I'm using the term "filter" to describe converting postscript into CAPT.
I believe the topology would be that the router (essentially an embedded computer) would host cups and perform the postscript -> CAPT filtering. This would benefit from a multicore, fast router cpu and copious ram. You would tell the cups on the router to "share" the printer at port 631 at the router IP, in your case The clients on the network send the printjob "raw" (unfiltered) and let the router do the work.

Hi, thank you both for your replies.

I didn't know about legacy printers / drivers and raw queues issue and nice to learn to resume collecting / keeping legacy drivers etc.

CAPT in fact works fine locally. On the other hand, USB Control Centre of Linksys and Printer Utility of Asus realize communication when a printer is attached to router. TP-Link also has a similar printer utiliy named USB_Printer_Controller_Utility. All three and alike, I guess just collect Router-Printer requests from local computer and redirect router eliminating port mismatches (kinda NAT ?). Without a secondary utility (USB Control Centre), Canon driver can't communicate with the router-printer.

Thank you. Regards.
Safak Kayhan

Many websites, specifically openprinting.org refer to *ppd files as drivers. Technically, this is incorrect. I wrote up a howto posted on the FreeBSD forum that can be referenced. The post shows the code line that actually references the true driver and how to pull printer commands (manual feed tray, #10 envelope page size, resolution, etc) from the ppd and send them directly to the printer

In the example ppd the actual driver is specified in this stanza:

*% driver option access with all supported printer drivers and printing
*driverName ljet4: "

ljet4 is supplied by ghostscript and converts postscript to PCL5. If your printer uses PCL6 (increased resolution over PCL5) the driverName would be pxlmono.

The actual driver is ljet4/pxlmono and not the *ppd.

PPDs function by translating user commands to something your particular model of printer understands. I cannot fathom how a method that translates commands to thousands of different makes/models of printers can be summarily removed.

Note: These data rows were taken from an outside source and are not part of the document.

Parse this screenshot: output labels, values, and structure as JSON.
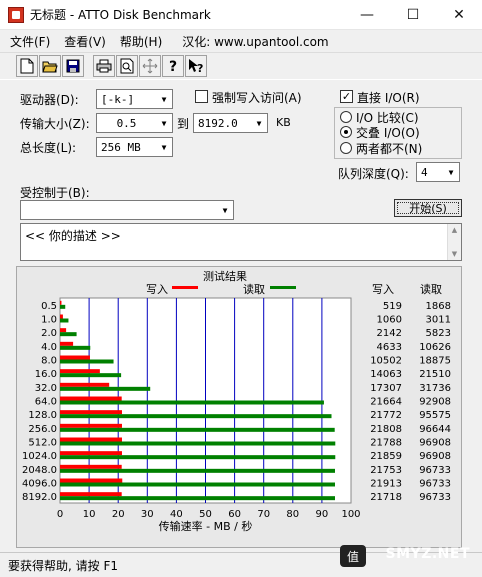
{
  "window": {
    "title": "无标题 - ATTO Disk Benchmark",
    "minimize": "—",
    "maximize": "☐",
    "close": "✕"
  },
  "menu": {
    "file": "文件(F)",
    "view": "查看(V)",
    "help": "帮助(H)",
    "url": "汉化: www.upantool.com"
  },
  "toolbar": {
    "icons": [
      "new-icon",
      "open-icon",
      "save-icon",
      "print-icon",
      "print-preview-icon",
      "move-icon",
      "help-icon",
      "context-help-icon"
    ]
  },
  "controls": {
    "drive_label": "驱动器(D):",
    "drive_value": "[-k-]",
    "force_write_label": "强制写入访问(A)",
    "force_write_checked": false,
    "transfer_size_label": "传输大小(Z):",
    "transfer_from": "0.5",
    "to_label": "到",
    "transfer_to": "8192.0",
    "kb_label": "KB",
    "total_length_label": "总长度(L):",
    "total_length_value": "256 MB",
    "direct_io_label": "直接 I/O(R)",
    "direct_io_checked": true,
    "io_compare_label": "I/O 比较(C)",
    "overlap_io_label": "交叠 I/O(O)",
    "neither_label": "两者都不(N)",
    "selected_io_mode": "overlap",
    "queue_depth_label": "队列深度(Q):",
    "queue_depth_value": "4",
    "controlled_by_label": "受控制于(B):",
    "controlled_by_value": "",
    "start_button": "开始(S)",
    "description_text": "<<   你的描述   >>"
  },
  "results": {
    "title": "测试结果",
    "legend_write": "写入",
    "legend_read": "读取",
    "col_write": "写入",
    "col_read": "读取"
  },
  "chart_data": {
    "type": "bar",
    "title": "测试结果",
    "xlabel": "传输速率 - MB / 秒",
    "xlim": [
      0,
      100
    ],
    "x_ticks": [
      "0",
      "10",
      "20",
      "30",
      "40",
      "50",
      "60",
      "70",
      "80",
      "90",
      "100"
    ],
    "categories": [
      "0.5",
      "1.0",
      "2.0",
      "4.0",
      "8.0",
      "16.0",
      "32.0",
      "64.0",
      "128.0",
      "256.0",
      "512.0",
      "1024.0",
      "2048.0",
      "4096.0",
      "8192.0"
    ],
    "series": [
      {
        "name": "写入",
        "color": "#ff0000",
        "values": [
          0.5,
          1.0,
          2.1,
          4.5,
          10.3,
          13.7,
          16.9,
          21.2,
          21.3,
          21.3,
          21.3,
          21.3,
          21.2,
          21.4,
          21.2
        ],
        "labels": [
          "519",
          "1060",
          "2142",
          "4633",
          "10502",
          "14063",
          "17307",
          "21664",
          "21772",
          "21808",
          "21788",
          "21859",
          "21753",
          "21913",
          "21718"
        ]
      },
      {
        "name": "读取",
        "color": "#008000",
        "values": [
          1.8,
          2.9,
          5.7,
          10.4,
          18.4,
          21.0,
          31.0,
          90.7,
          93.3,
          94.4,
          94.6,
          94.6,
          94.5,
          94.5,
          94.5
        ],
        "labels": [
          "1868",
          "3011",
          "5823",
          "10626",
          "18875",
          "21510",
          "31736",
          "92908",
          "95575",
          "96644",
          "96908",
          "96908",
          "96733",
          "96733",
          "96733"
        ]
      }
    ]
  },
  "status": {
    "text": "要获得帮助, 请按 F1"
  },
  "watermark": {
    "badge": "值",
    "text": "SMYZ.NET"
  }
}
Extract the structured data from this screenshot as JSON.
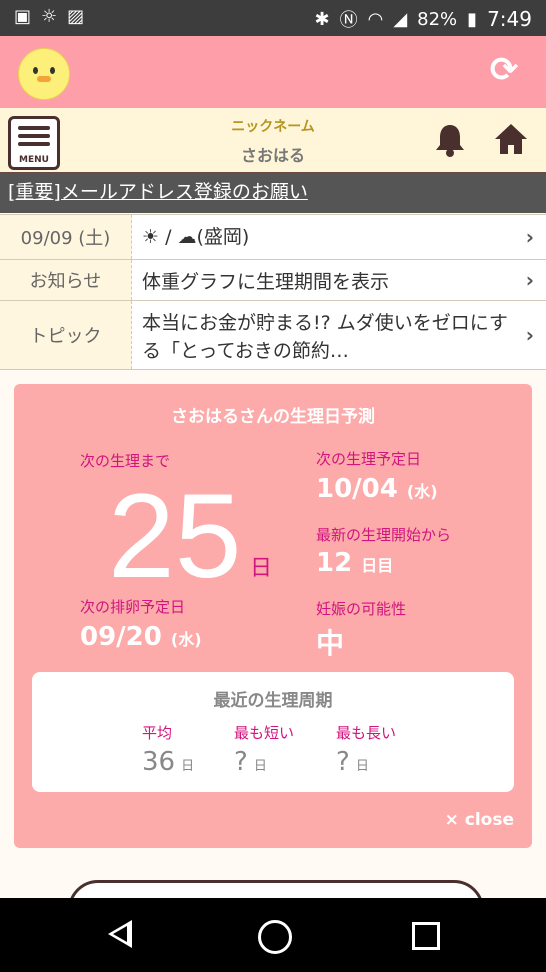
{
  "status_bar": {
    "time": "7:49",
    "battery": "82%",
    "icons": [
      "contacts-icon",
      "weather-icon",
      "image-icon",
      "bluetooth-icon",
      "nfc-icon",
      "wifi-icon",
      "signal-icon",
      "battery-icon"
    ]
  },
  "header": {
    "logo": "chick-icon",
    "refresh_icon": "refresh-icon",
    "colors": {
      "bg": "#fd9ea9"
    }
  },
  "subheader": {
    "menu_label": "MENU",
    "nickname_label": "ニックネーム",
    "nickname": "さおはる",
    "bell_icon": "bell-icon",
    "home_icon": "home-icon"
  },
  "notice": {
    "text": "[重要]メールアドレス登録のお願い"
  },
  "info_rows": [
    {
      "label": "09/09 (土)",
      "value": "☀ / ☁(盛岡)"
    },
    {
      "label": "お知らせ",
      "value": "体重グラフに生理期間を表示"
    },
    {
      "label": "トピック",
      "value": "本当にお金が貯まる!? ムダ使いをゼロにする「とっておきの節約…"
    }
  ],
  "prediction": {
    "title": "さおはるさんの生理日予測",
    "until_label": "次の生理まで",
    "until_value": "25",
    "until_unit": "日",
    "next_period_label": "次の生理予定日",
    "next_period_date": "10/04",
    "next_period_dow": "(水)",
    "since_label": "最新の生理開始から",
    "since_value": "12",
    "since_unit": "日目",
    "ovulation_label": "次の排卵予定日",
    "ovulation_date": "09/20",
    "ovulation_dow": "(水)",
    "pregnancy_label": "妊娠の可能性",
    "pregnancy_value": "中",
    "cycle": {
      "title": "最近の生理周期",
      "avg_label": "平均",
      "avg_value": "36",
      "shortest_label": "最も短い",
      "shortest_value": "?",
      "longest_label": "最も長い",
      "longest_value": "?",
      "unit": "日"
    },
    "close_label": "× close"
  },
  "nav_bar": [
    "back-icon",
    "home-circle-icon",
    "recent-apps-icon"
  ]
}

There is one way around this and that is to use a PostScript capable printer. Adobe use to license postscript to various printer manufacturers who flashed it on to their more expensive printers. The printer could process a industry standard *.ps file directly - no PPD/Driver needed. Adobe patents on postscript expired and most Printer manufacturers have a functional equivalent. For example Brother's postscript is BrScript3.